But while there’s satisfaction, there’s also a certain emptiness that comes with the online giveaways to faraway places. I’ve had the urge to see my own work done and thereby grow as an artist from the experience. My first two plays, Coffee Therapy, and another that I don’t care to think about, much less name, were produced first as dinner theatre, here in my lifelong hometown of Salisbury, NC.  Both were done in the upstairs of a local restaurant. I’ve had lots of fun seeing my work produced in Charlotte, and even traveled to New York a couple of times.

But I’ve never had a play produced here, in my hometown, in a theatre. And we have a number of theatres spaces and companies here.

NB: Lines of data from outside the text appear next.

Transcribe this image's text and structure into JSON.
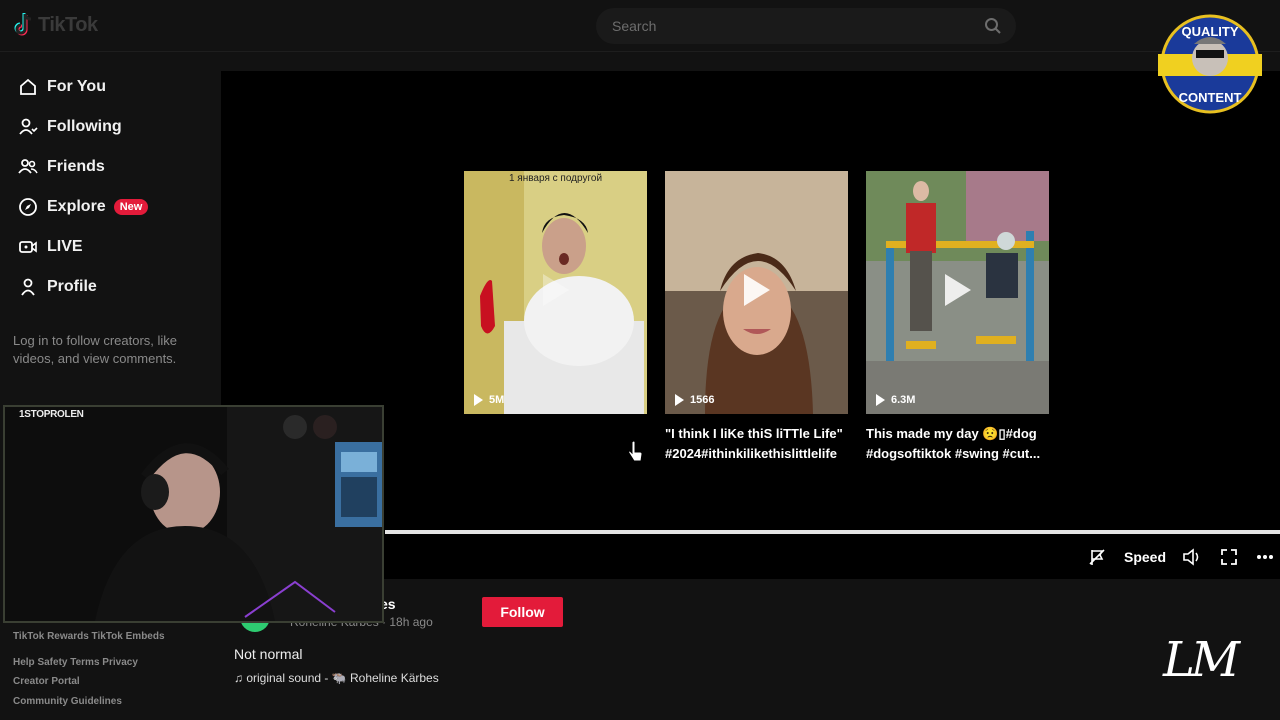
{
  "app": {
    "brand": "TikTok"
  },
  "search": {
    "placeholder": "Search"
  },
  "sidebar": {
    "items": [
      {
        "label": "For You",
        "icon": "home-icon"
      },
      {
        "label": "Following",
        "icon": "following-icon"
      },
      {
        "label": "Friends",
        "icon": "friends-icon"
      },
      {
        "label": "Explore",
        "icon": "compass-icon",
        "badge": "New"
      },
      {
        "label": "LIVE",
        "icon": "live-icon"
      },
      {
        "label": "Profile",
        "icon": "profile-icon"
      }
    ],
    "login_hint": "Log in to follow creators, like videos, and view comments.",
    "footer": {
      "row1": "TikTok Rewards  TikTok Embeds",
      "row2": "Help  Safety  Terms  Privacy",
      "row3": "Creator Portal",
      "row4": "Community Guidelines"
    }
  },
  "videos": [
    {
      "views": "5M",
      "overlay": "1 января с подругой",
      "caption": ""
    },
    {
      "views": "1566",
      "overlay": "",
      "caption": "\"I think I liKe thiS liTTle Life\" #2024#ithinkilikethislittlelife"
    },
    {
      "views": "6.3M",
      "overlay": "",
      "caption": "This made my day 😟▯#dog #dogsoftiktok #swing #cut..."
    }
  ],
  "player": {
    "speed_label": "Speed",
    "progress": 1.0
  },
  "post": {
    "author_name_partial": "es",
    "author_meta": "Roheline Kärbes · 18h ago",
    "follow_label": "Follow",
    "description": "Not normal",
    "sound": "♫ original sound -  🐃 Roheline Kärbes"
  },
  "webcam": {
    "tag": "1STOPROLEN"
  },
  "overlay_badge": {
    "top": "QUALITY",
    "bottom": "CONTENT"
  },
  "watermark": "LM",
  "colors": {
    "accent": "#e31b3a",
    "background": "#121212",
    "player_bg": "#000000"
  }
}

So I recently wrote a play, set a date for production, and put down a deposit at our new, cozy little theatre space downtown, a converted warehouse now known as  Looking Glass Artist Collective.

Since declaring this, things have started to happen.

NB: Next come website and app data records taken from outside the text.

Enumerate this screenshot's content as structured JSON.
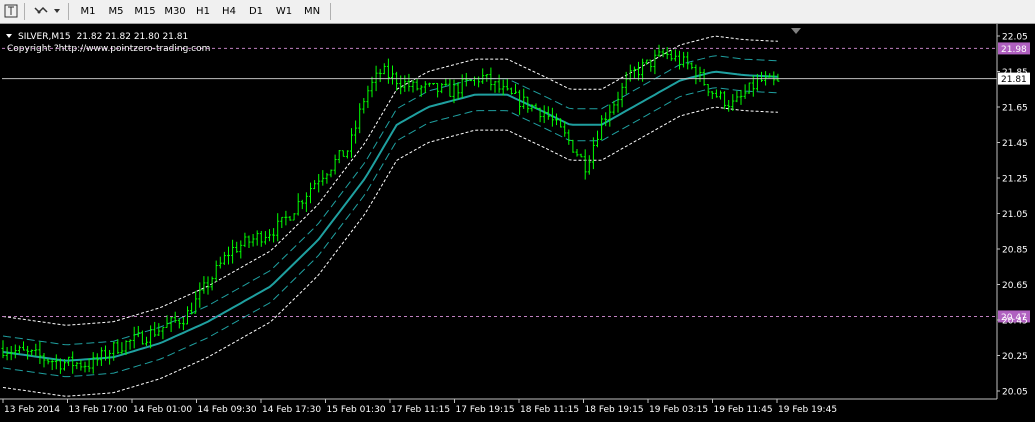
{
  "toolbar": {
    "timeframes": [
      "M1",
      "M5",
      "M15",
      "M30",
      "H1",
      "H4",
      "D1",
      "W1",
      "MN"
    ]
  },
  "info": {
    "symbol": "SILVER,M15",
    "ohlc": "21.82 21.82 21.80 21.81",
    "copyright": "Copyright ?http://www.pointzero-trading.com"
  },
  "colors": {
    "background": "#000000",
    "candles": "#00ff00",
    "midline": "#1fa0a0",
    "inner_band": "#1fa0a0",
    "outer_band": "#ffffff",
    "level_line": "#c080c0",
    "level_label_bg": "#b060c0",
    "price_line": "#c0c0c0"
  },
  "chart_data": {
    "type": "candlestick",
    "symbol": "SILVER",
    "timeframe": "M15",
    "ylim": [
      20.0,
      22.1
    ],
    "y_ticks": [
      "22.05",
      "21.85",
      "21.65",
      "21.45",
      "21.25",
      "21.05",
      "20.85",
      "20.65",
      "20.45",
      "20.25",
      "20.05"
    ],
    "x_ticks": [
      "13 Feb 2014",
      "13 Feb 17:00",
      "14 Feb 01:00",
      "14 Feb 09:30",
      "14 Feb 17:30",
      "15 Feb 01:30",
      "17 Feb 11:15",
      "17 Feb 19:15",
      "18 Feb 11:15",
      "18 Feb 19:15",
      "19 Feb 03:15",
      "19 Feb 11:45",
      "19 Feb 19:45"
    ],
    "bar_count": 190,
    "levels": [
      {
        "value": 21.98,
        "label": "21.98"
      },
      {
        "value": 20.47,
        "label": "20.47"
      }
    ],
    "current_price": {
      "value": 21.81,
      "label": "21.81"
    },
    "price_path": [
      [
        0,
        20.29
      ],
      [
        10,
        20.25
      ],
      [
        18,
        20.21
      ],
      [
        28,
        20.2
      ],
      [
        35,
        20.29
      ],
      [
        45,
        20.36
      ],
      [
        58,
        20.47
      ],
      [
        72,
        20.84
      ],
      [
        88,
        20.98
      ],
      [
        100,
        21.25
      ],
      [
        110,
        21.42
      ],
      [
        115,
        21.72
      ],
      [
        120,
        21.85
      ],
      [
        130,
        21.76
      ],
      [
        142,
        21.74
      ],
      [
        152,
        21.82
      ],
      [
        160,
        21.72
      ],
      [
        172,
        21.62
      ],
      [
        180,
        21.45
      ],
      [
        185,
        21.32
      ],
      [
        190,
        21.57
      ],
      [
        200,
        21.84
      ],
      [
        210,
        21.95
      ],
      [
        218,
        21.88
      ],
      [
        226,
        21.72
      ],
      [
        232,
        21.66
      ],
      [
        240,
        21.8
      ],
      [
        246,
        21.78
      ]
    ],
    "midline_path": [
      [
        0,
        20.27
      ],
      [
        20,
        20.22
      ],
      [
        35,
        20.24
      ],
      [
        50,
        20.32
      ],
      [
        65,
        20.44
      ],
      [
        85,
        20.64
      ],
      [
        100,
        20.9
      ],
      [
        115,
        21.25
      ],
      [
        125,
        21.55
      ],
      [
        135,
        21.65
      ],
      [
        150,
        21.72
      ],
      [
        160,
        21.72
      ],
      [
        172,
        21.62
      ],
      [
        180,
        21.55
      ],
      [
        190,
        21.55
      ],
      [
        200,
        21.65
      ],
      [
        215,
        21.8
      ],
      [
        226,
        21.85
      ],
      [
        235,
        21.83
      ],
      [
        246,
        21.82
      ]
    ],
    "band_offsets": {
      "inner": 0.09,
      "outer": 0.2
    }
  }
}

We’ve had a few readings, with great feedback. And I’ve done a good bit of rewriting based on that feedback.

I started a theatre company, Spoken Space Theatre, and I plan to use this entity to give birth to more of my plays in the future.

Justin Dionne, an energetic, talented young director, has generously agreed to take on the project. He gave the script a careful reading, with more feedback, and suggested more rewrites.

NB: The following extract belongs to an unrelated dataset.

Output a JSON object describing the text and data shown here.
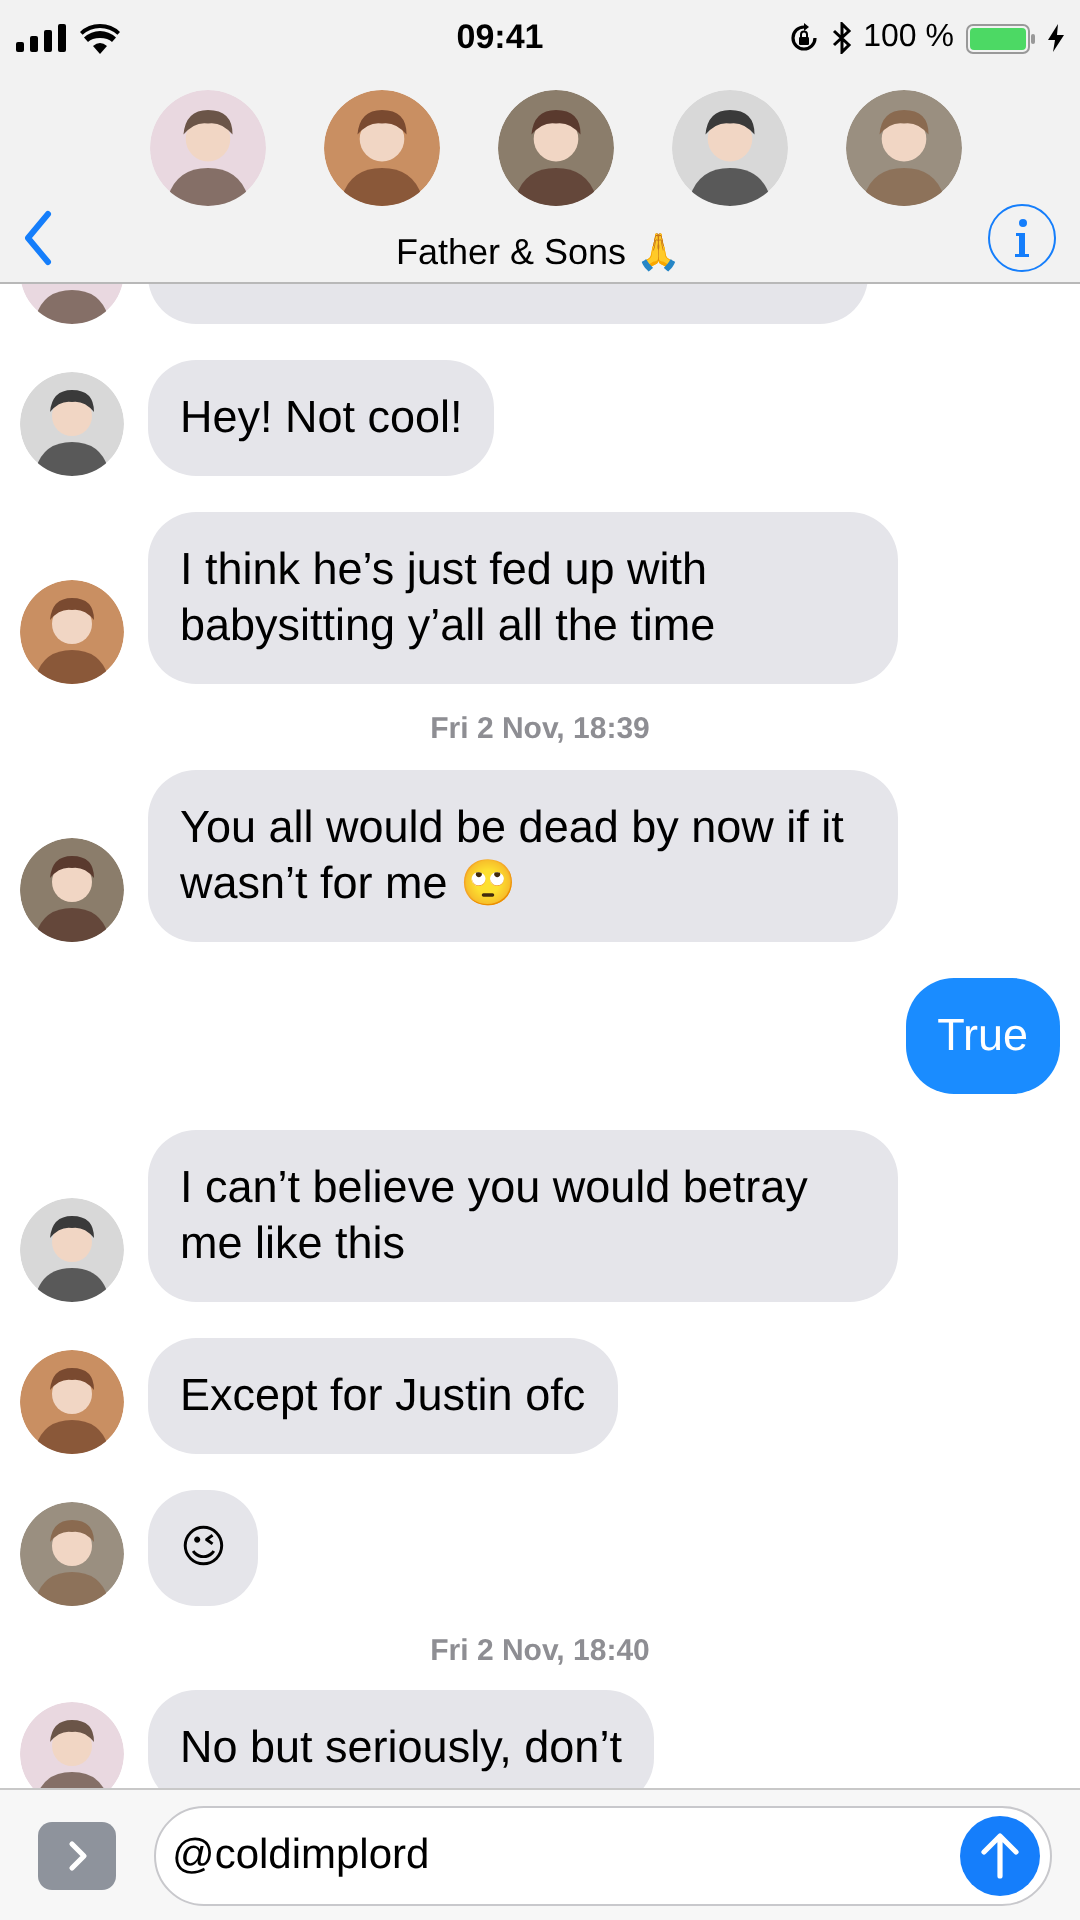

Auditions are two weeks away, and I’m working on the script.

So this is exciting.

Producing my own play, here, offers the opportunity for me to see it, and work on it.

This has its disadvantages.  That is, if it sucks, I’ll be there — and that can be difficult.  And, if it’s great, I’ll be there — and that can be difficult.

And I’m responsible for paying for it.

The deposit for the theatre space was a chunk, and about as much as I can handle.  And I’m assuming we will sell tickets that will bring in some funds.

But there’s still a gap.

So I’m looking for a corporate sponsor or two to put in a thousnd dollars.

And I’m asking friends and family to chip in, via It’s called groupfunding. That sounds better than “asking friends and family for money.”


PoochieFund the Project with Kickstarter

There are rewards involved. Anybody who pledges $10 gets a ticket, which is the cost of a ticket. So while it is asking for money, it’s really no different that asking people to buy a ticket in advance.

Kickstarter makes it a game, such that the project gets funded when the goal is met, or not funded at all.

So there’s a bit of drama involved in paying for the drama.

So far, it’s been interesting.  Some of my oldest, dearest friends and family members have chipped in. Many of them live in other states and will not travel to see the show.

And I’m a third of the way there.


The play is called Poochie, and it’s about a family dealing with Alzheimer’s Disease.  People who know me think I’ve written a play about my family and my mother.  I didn’t.  I’ve had some experience with this disease (mother and grandmother), but I want to honor them. So instead of writing about my own family, I made one up. Which is the way it should be.

So that’s that.

Want to be a producer? This is your chance. Go to